22nd Jan 2007, 10:19
I recall a Boeing document that stated if the hand cannot be held on the brake assembly then by definition the brakes are "hot."
I think Boeing would be even happier if you would take the QRH, Advisory informations, Brake cooling Schedule section:ok:
Most of the time we never check that, because we often operate on long runways. I tend to have a look anyway when landing with tailwind for example and autobrake plus idle reverse. On the classics or originals it is most of the time ok within 35 to 45 minutes.
22nd Jan 2007, 12:06

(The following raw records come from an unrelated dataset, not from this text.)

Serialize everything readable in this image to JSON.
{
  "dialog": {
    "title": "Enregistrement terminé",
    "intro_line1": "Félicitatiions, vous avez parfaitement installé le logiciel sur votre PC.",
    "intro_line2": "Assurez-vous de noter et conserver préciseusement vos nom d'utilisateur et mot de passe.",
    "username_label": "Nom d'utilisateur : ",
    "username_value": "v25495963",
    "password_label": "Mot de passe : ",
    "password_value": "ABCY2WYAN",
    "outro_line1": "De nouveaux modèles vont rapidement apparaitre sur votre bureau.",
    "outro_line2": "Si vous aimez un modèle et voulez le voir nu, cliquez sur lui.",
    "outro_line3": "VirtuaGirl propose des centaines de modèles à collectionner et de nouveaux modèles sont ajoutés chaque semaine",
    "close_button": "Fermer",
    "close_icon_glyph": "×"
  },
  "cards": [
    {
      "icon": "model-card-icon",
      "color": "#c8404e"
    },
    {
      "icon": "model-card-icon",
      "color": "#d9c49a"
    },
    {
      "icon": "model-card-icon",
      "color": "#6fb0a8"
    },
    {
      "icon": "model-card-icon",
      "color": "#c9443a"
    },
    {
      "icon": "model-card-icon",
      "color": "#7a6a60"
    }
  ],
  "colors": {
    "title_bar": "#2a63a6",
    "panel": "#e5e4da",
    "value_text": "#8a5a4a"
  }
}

I could say the maximum brake temp on a normal braking situation is around 400°C. It should always be well below this value (say around 200°) if you don't ride the brakes when not necessary. But can you feel the difference between 400° and 500° with your naked hand?
But can you feel the difference between 400° and 500° with your naked hand?
Not for very long methinks.:}
22nd Jan 2007, 12:45
Add a little bit of olive oil, and some salt and you'll feel the difference :hmm:
Anyway,the gauges are in units and 4 doesn't mean 400 ,or so I've been told.Nor does it say so in the book.I stand corrected if I'm wrong:O
22nd Jan 2007, 19:18
We only consider brake cooling time based on rejected takeoffs or high elevation landings. Otherwise we assume (perhaps incorrectly) that the brake temperatures are within limits. What is reverse idle? I've never heard the term.
23rd Jan 2007, 08:40
mullinax ,if you fly the 737,check the PI section of the qrh ( PI.22.9),at brake cooling schedule ,and you see 2 tables,one for no reverse thrust and the other one for 2 engine detent reverse thrust.This is what I called idle reverse (you could also check the reverse sys description in the FCOM 2)
23rd Jan 2007, 15:27
What is reverse idle? I've never heard the term.
it's when upon landing you avoid doing 85% N1 on reverse thrust if you have a 4000 m runway. If you read carefully approach plates you will notice that many times use of reverse thrust above idle is allowed only for safety reasons. That is because airplanes are also a bit noisy.:cool:
23rd Jan 2007, 20:01
Maybe it would be a good idea to have a brake heat measuring thermometer along with the gear pins so that the vagueness can be taken out of the brake temperature assessment. After all, light aircraft have used dipsticks for years to confirm actual fuel on board rather than rely on dipping the finger in the tank.:ok:
24th Jan 2007, 21:07
Otherwise we assume (perhaps incorrectly) that the brake temperatures are within limits..
Where ignorance is bliss, 'tis folly to be wise....